Petraeus resigned from the CIA in November 2012 after an extramarital affair with his biographer, Paula Broadwell. He later pleaded guilty to one misdemeanor charge of mishandling classified information.

Eric Fanning, nominated to be secretary of the Army, made his remarks during a hearing before the Senate Armed Services Committee. He was responding to a question from Sen. Lindsey Graham, R-S.C., about media reports indicating that the Pentagon is considering downgrading Petraeus to a three-star general -- a move that, if taken, would reduce his retirement salary.

The committee's chairman, Sen. John McCain, R-Ariz., and its top Democrat, Sen. Jack Reed, D-R.I., on Wednesday urged Defense Secretary Ash Carter not to demote Petraeus.

"We are concerned such a retirement grade review, taking place nearly a year after the misdemeanor conviction in which Gen. Petraeus admitted his guilt and apologized for his actions, is manifestly unreasonable and unfair," they wrote in a letter to Carter.

Fanning would replace John McHugh. Fanning previously served as the Army's acting undersecretary and also was the Air Force's acting secretary and chief of staff to the defense secretary.

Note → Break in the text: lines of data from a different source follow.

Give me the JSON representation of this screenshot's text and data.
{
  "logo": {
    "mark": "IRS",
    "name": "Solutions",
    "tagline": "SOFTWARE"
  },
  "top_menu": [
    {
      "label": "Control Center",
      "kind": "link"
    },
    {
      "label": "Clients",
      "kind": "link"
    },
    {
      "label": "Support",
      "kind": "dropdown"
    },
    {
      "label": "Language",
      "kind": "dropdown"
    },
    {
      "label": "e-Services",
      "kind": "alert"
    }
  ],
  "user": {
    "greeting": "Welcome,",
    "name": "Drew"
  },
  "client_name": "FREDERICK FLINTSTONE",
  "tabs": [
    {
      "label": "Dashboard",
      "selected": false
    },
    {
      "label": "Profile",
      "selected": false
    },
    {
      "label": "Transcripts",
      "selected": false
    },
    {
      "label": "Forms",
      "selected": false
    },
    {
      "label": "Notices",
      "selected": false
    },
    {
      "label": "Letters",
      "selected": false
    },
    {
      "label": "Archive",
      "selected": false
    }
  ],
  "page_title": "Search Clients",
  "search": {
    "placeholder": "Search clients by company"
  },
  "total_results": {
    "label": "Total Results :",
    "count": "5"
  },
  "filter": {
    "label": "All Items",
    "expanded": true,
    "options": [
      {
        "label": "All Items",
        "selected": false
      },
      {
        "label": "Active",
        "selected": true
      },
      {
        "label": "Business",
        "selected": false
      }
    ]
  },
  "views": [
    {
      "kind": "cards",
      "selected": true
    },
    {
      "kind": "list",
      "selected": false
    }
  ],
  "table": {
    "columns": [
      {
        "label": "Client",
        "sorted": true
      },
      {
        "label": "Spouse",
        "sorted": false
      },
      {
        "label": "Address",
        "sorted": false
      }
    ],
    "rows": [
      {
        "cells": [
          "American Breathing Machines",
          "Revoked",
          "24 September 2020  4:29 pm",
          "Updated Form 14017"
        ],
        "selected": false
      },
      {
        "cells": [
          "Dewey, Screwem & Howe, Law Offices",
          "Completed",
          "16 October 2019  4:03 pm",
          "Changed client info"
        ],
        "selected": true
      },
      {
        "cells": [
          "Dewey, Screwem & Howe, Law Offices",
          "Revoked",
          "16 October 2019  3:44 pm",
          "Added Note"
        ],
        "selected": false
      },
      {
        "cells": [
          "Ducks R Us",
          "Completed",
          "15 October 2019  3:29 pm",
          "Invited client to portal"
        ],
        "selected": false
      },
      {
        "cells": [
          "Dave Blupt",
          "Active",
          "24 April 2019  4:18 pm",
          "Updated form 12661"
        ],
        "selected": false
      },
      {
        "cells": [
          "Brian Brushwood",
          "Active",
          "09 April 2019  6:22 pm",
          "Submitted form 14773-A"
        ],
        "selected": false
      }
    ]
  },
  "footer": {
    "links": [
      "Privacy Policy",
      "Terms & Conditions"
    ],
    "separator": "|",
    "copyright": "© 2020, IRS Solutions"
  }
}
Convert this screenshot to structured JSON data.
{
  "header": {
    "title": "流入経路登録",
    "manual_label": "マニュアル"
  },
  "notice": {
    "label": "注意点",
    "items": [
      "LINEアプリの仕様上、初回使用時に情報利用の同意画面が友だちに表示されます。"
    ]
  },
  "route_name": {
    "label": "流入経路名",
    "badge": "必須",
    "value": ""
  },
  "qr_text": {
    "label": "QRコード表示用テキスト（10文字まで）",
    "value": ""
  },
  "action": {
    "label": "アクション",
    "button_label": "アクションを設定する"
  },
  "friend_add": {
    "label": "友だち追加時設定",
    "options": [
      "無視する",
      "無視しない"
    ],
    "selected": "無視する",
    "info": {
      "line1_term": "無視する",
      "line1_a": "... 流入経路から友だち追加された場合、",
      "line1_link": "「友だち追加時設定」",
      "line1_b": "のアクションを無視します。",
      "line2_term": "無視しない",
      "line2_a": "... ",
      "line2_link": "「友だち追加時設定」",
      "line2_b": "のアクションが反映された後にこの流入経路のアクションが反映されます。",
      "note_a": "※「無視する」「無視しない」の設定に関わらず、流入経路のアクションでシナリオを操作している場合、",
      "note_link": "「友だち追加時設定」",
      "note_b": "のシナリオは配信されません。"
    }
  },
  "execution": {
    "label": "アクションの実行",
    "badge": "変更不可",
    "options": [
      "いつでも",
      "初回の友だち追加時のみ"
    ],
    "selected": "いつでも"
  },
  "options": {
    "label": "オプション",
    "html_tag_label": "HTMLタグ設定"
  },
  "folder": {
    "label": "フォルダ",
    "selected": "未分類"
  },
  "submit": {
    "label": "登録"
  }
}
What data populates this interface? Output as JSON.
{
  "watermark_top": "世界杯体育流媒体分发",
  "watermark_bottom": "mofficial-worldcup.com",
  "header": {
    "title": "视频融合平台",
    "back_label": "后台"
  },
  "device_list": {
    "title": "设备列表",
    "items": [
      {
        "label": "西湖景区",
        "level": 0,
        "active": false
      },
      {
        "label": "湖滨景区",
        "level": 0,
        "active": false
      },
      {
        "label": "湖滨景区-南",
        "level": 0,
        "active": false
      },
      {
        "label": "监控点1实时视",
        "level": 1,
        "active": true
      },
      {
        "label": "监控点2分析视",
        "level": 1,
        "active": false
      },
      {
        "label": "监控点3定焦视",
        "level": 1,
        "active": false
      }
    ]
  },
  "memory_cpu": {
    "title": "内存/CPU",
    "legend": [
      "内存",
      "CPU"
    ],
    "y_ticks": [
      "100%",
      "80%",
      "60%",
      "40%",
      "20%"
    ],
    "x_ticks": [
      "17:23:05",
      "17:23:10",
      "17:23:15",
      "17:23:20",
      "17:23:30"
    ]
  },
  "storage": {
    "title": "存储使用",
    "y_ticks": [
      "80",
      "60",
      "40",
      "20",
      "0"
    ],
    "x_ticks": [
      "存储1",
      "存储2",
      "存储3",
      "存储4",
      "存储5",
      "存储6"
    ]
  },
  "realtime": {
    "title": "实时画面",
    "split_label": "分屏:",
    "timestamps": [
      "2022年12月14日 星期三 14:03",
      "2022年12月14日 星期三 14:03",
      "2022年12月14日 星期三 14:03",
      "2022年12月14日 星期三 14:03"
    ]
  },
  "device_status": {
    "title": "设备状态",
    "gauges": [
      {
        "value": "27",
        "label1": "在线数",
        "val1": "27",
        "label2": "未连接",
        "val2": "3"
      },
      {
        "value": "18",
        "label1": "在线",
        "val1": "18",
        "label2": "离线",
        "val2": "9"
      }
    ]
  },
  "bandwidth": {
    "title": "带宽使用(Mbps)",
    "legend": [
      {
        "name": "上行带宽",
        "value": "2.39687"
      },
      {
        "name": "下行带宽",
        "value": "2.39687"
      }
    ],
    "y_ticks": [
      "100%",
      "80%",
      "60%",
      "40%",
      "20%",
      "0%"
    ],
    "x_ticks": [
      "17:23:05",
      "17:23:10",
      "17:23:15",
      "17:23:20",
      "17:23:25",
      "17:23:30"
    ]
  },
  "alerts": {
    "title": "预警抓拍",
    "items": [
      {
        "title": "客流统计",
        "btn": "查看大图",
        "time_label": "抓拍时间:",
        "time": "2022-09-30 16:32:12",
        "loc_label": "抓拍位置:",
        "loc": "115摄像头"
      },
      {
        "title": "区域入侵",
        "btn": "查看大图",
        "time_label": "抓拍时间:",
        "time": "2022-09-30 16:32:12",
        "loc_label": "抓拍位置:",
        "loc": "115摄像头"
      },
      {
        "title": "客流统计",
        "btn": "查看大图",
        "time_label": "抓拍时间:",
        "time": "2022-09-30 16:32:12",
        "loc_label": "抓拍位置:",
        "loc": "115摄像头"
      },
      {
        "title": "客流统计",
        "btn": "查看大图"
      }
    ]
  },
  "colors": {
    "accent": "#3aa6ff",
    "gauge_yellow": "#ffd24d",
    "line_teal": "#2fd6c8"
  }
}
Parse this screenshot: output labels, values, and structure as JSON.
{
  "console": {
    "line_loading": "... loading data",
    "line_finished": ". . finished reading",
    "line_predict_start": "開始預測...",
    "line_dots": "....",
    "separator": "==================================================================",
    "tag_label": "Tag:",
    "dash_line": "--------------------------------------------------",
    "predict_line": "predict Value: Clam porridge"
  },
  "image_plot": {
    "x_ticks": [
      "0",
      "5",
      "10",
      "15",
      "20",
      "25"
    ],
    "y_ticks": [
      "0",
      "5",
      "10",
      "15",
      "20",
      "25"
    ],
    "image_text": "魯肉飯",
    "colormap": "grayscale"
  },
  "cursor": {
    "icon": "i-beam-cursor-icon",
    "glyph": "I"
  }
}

The committee met to consider Fanning's nomination, but it adjourned without voting on whether to approve it.

If confirmed by the Senate, Fanning would be the first openly gay leader of a U.S. military service.